- Description of the task
Once you have read the data below, print all of it exactly.

════════

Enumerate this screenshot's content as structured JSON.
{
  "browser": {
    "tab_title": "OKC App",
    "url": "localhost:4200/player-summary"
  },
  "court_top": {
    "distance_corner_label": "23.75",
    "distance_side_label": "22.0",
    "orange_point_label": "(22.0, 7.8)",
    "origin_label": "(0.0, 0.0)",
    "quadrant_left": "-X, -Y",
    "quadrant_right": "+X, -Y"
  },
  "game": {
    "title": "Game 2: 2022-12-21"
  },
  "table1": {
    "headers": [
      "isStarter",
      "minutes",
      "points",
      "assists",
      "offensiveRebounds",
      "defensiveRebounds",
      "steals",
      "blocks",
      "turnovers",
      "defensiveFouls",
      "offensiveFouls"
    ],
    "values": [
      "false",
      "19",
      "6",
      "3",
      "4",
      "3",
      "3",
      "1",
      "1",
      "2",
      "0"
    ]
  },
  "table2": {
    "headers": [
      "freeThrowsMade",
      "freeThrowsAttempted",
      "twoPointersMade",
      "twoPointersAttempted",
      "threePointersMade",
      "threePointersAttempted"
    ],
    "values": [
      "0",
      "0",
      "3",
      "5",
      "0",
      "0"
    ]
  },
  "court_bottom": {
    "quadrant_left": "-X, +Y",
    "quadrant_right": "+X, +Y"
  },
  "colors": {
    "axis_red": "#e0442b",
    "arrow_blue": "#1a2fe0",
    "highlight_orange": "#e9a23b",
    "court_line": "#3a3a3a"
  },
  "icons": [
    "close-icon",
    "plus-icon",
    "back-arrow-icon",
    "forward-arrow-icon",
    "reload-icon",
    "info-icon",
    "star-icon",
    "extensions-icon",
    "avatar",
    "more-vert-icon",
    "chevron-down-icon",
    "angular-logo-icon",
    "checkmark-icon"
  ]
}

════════

- Task answer
Enumerate this screenshot's content as structured JSON.
{
  "browser": {
    "tab_title": "OKC App",
    "url": "localhost:4200/player-summary"
  },
  "court_top": {
    "distance_corner_label": "23.75",
    "distance_side_label": "22.0",
    "orange_point_label": "(22.0, 7.8)",
    "origin_label": "(0.0, 0.0)",
    "quadrant_left": "-X, -Y",
    "quadrant_right": "+X, -Y"
  },
  "game": {
    "title": "Game 2: 2022-12-21"
  },
  "table1": {
    "headers": [
      "isStarter",
      "minutes",
      "points",
      "assists",
      "offensiveRebounds",
      "defensiveRebounds",
      "steals",
      "blocks",
      "turnovers",
      "defensiveFouls",
      "offensiveFouls"
    ],
    "values": [
      "false",
      "19",
      "6",
      "3",
      "4",
      "3",
      "3",
      "1",
      "1",
      "2",
      "0"
    ]
  },
  "table2": {
    "headers": [
      "freeThrowsMade",
      "freeThrowsAttempted",
      "twoPointersMade",
      "twoPointersAttempted",
      "threePointersMade",
      "threePointersAttempted"
    ],
    "values": [
      "0",
      "0",
      "3",
      "5",
      "0",
      "0"
    ]
  },
  "court_bottom": {
    "quadrant_left": "-X, +Y",
    "quadrant_right": "+X, +Y"
  },
  "colors": {
    "axis_red": "#e0442b",
    "arrow_blue": "#1a2fe0",
    "highlight_orange": "#e9a23b",
    "court_line": "#3a3a3a"
  },
  "icons": [
    "close-icon",
    "plus-icon",
    "back-arrow-icon",
    "forward-arrow-icon",
    "reload-icon",
    "info-icon",
    "star-icon",
    "extensions-icon",
    "avatar",
    "more-vert-icon",
    "chevron-down-icon",
    "angular-logo-icon",
    "checkmark-icon"
  ]
}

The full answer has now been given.